---------- Data extracts

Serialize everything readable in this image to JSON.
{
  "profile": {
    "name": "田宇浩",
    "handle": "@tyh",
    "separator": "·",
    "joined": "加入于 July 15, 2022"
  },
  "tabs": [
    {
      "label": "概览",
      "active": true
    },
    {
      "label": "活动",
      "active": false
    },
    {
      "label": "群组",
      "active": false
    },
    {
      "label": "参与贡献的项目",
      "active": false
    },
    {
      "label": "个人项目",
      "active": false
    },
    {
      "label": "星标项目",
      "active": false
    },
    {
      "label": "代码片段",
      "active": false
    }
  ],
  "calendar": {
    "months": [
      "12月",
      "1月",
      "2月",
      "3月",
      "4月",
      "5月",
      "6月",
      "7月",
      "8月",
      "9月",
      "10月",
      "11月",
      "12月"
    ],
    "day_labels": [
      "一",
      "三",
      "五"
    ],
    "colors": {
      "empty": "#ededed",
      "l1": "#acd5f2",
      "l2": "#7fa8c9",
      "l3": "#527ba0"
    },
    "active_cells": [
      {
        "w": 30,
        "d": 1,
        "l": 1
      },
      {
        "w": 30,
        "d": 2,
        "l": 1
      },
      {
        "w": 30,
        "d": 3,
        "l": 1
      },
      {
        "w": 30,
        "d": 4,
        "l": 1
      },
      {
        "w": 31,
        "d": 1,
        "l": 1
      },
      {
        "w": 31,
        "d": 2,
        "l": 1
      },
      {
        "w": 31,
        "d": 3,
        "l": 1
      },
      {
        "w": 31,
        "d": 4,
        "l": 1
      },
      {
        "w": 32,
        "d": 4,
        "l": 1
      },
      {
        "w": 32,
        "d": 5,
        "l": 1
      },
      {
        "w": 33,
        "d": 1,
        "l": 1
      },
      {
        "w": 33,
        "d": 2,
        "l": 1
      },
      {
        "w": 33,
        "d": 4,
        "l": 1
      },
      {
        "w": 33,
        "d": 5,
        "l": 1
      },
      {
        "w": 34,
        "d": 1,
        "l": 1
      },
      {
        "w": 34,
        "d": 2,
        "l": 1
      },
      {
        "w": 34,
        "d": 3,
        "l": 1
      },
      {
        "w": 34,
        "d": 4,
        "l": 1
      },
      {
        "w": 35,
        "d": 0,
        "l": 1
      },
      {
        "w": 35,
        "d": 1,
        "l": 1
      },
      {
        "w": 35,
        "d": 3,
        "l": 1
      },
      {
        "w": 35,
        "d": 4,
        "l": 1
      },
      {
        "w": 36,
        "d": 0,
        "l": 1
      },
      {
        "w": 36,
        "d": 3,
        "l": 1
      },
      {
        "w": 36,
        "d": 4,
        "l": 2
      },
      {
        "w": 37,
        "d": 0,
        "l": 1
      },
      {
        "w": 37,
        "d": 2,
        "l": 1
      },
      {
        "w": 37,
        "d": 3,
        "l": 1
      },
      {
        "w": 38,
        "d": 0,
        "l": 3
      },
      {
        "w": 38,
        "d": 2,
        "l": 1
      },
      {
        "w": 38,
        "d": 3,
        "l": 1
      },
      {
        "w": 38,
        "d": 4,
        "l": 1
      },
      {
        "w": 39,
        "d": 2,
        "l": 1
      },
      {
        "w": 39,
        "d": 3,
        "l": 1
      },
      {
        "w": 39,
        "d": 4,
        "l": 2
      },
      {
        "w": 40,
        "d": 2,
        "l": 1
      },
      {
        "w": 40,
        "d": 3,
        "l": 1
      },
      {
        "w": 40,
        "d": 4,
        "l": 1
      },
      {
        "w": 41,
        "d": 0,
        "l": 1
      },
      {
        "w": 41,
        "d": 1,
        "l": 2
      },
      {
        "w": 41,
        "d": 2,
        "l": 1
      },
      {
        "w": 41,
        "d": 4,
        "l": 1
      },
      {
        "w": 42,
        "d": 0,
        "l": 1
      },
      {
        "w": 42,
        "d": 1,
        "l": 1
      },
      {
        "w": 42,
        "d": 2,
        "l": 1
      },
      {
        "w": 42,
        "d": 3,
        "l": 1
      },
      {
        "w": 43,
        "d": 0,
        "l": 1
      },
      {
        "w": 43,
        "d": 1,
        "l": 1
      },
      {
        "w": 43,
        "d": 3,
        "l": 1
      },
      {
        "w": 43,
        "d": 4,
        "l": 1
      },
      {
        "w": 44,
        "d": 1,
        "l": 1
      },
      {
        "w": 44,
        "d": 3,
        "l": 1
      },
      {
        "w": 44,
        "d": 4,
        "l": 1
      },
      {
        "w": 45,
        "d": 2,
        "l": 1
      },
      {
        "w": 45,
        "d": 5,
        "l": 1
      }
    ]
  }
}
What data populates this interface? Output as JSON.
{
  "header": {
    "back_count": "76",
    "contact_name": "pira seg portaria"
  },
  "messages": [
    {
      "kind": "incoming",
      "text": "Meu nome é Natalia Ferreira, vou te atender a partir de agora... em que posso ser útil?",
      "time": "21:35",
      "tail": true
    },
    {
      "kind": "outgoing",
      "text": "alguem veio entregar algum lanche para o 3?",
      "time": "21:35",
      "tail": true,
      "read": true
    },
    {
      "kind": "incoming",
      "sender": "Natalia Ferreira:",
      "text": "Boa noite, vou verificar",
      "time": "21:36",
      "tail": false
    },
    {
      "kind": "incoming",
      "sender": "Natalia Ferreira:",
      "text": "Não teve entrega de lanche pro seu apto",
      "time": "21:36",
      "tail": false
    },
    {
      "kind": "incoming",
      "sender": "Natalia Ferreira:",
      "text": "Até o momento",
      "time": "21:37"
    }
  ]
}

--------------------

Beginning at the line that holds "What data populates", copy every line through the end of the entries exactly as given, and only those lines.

* **Your solution**:
What data populates this interface? Output as JSON.
{
  "header": {
    "back_count": "76",
    "contact_name": "pira seg portaria"
  },
  "messages": [
    {
      "kind": "incoming",
      "text": "Meu nome é Natalia Ferreira, vou te atender a partir de agora... em que posso ser útil?",
      "time": "21:35",
      "tail": true
    },
    {
      "kind": "outgoing",
      "text": "alguem veio entregar algum lanche para o 3?",
      "time": "21:35",
      "tail": true,
      "read": true
    },
    {
      "kind": "incoming",
      "sender": "Natalia Ferreira:",
      "text": "Boa noite, vou verificar",
      "time": "21:36",
      "tail": false
    },
    {
      "kind": "incoming",
      "sender": "Natalia Ferreira:",
      "text": "Não teve entrega de lanche pro seu apto",
      "time": "21:36",
      "tail": false
    },
    {
      "kind": "incoming",
      "sender": "Natalia Ferreira:",
      "text": "Até o momento",
      "time": "21:37"
    }
  ]
}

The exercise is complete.